▶ [What is required] Search the material for "Mobile" and show all lines that contain it.
━━━ Data records ━━━
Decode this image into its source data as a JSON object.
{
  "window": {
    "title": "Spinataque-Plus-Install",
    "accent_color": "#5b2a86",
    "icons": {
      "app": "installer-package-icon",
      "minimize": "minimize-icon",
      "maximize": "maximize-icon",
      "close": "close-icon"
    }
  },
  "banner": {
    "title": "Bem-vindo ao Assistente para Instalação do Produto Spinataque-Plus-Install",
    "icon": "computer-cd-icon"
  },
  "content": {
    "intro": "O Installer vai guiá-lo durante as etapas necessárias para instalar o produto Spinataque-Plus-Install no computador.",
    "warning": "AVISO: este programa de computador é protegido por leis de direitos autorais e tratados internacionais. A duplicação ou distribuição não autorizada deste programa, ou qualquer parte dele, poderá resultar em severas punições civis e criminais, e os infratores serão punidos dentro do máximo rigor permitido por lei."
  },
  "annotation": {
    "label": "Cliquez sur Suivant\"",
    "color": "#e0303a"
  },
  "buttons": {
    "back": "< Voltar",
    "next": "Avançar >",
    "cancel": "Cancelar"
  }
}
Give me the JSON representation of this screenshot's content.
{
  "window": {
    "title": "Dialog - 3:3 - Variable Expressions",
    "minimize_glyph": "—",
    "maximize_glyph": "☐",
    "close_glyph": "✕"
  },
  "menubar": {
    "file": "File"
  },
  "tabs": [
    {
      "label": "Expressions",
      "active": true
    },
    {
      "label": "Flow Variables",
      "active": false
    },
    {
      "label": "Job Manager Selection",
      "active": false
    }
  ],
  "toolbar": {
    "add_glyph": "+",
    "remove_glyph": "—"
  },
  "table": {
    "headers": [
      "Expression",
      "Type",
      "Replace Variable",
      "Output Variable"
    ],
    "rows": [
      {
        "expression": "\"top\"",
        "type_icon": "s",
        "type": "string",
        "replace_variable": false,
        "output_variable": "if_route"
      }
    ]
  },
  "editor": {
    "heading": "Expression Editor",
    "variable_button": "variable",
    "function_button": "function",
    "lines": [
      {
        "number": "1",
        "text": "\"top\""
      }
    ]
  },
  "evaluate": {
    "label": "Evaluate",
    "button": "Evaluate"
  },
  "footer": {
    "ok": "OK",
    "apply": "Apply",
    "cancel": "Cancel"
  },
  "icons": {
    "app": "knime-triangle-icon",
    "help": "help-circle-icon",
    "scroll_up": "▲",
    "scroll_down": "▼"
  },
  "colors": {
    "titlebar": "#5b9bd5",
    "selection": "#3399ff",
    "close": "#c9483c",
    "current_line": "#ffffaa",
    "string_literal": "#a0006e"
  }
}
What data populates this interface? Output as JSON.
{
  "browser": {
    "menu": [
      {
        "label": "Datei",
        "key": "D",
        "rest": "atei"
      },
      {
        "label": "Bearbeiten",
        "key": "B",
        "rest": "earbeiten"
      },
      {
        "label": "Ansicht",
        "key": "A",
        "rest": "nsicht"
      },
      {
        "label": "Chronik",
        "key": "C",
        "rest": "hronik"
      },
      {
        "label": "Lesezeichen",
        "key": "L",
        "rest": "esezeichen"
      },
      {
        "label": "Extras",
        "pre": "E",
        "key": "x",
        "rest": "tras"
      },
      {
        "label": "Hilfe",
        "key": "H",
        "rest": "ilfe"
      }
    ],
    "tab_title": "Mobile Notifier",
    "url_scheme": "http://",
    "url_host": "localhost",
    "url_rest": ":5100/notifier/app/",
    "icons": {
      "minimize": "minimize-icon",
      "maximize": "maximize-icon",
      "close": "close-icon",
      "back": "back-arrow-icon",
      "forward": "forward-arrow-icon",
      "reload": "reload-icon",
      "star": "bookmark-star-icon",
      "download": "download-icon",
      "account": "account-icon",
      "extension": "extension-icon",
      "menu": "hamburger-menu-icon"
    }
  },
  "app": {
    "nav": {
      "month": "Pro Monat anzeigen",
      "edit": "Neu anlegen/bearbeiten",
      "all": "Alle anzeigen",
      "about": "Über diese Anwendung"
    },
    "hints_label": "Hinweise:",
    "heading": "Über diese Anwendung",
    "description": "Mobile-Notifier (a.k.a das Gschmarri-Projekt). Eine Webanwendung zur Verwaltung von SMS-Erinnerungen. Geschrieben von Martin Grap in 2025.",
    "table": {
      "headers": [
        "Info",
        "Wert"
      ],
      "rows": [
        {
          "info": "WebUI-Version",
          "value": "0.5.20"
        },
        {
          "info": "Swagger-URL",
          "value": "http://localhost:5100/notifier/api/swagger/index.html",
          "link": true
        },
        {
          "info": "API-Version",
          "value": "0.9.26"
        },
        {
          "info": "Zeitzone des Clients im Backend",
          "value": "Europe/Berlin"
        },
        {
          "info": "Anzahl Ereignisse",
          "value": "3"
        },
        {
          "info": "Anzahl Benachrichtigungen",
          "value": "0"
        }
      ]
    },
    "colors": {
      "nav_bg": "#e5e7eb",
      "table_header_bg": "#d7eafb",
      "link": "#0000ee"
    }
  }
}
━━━
▶ [Solution for this exercise]
    "tab_title": "Mobile Notifier",
    "description": "Mobile-Notifier (a.k.a das Gschmarri-Projekt). Eine Webanwendung zur Verwaltung von SMS-Erinnerungen. Geschrieben von Martin Grap in 2025.",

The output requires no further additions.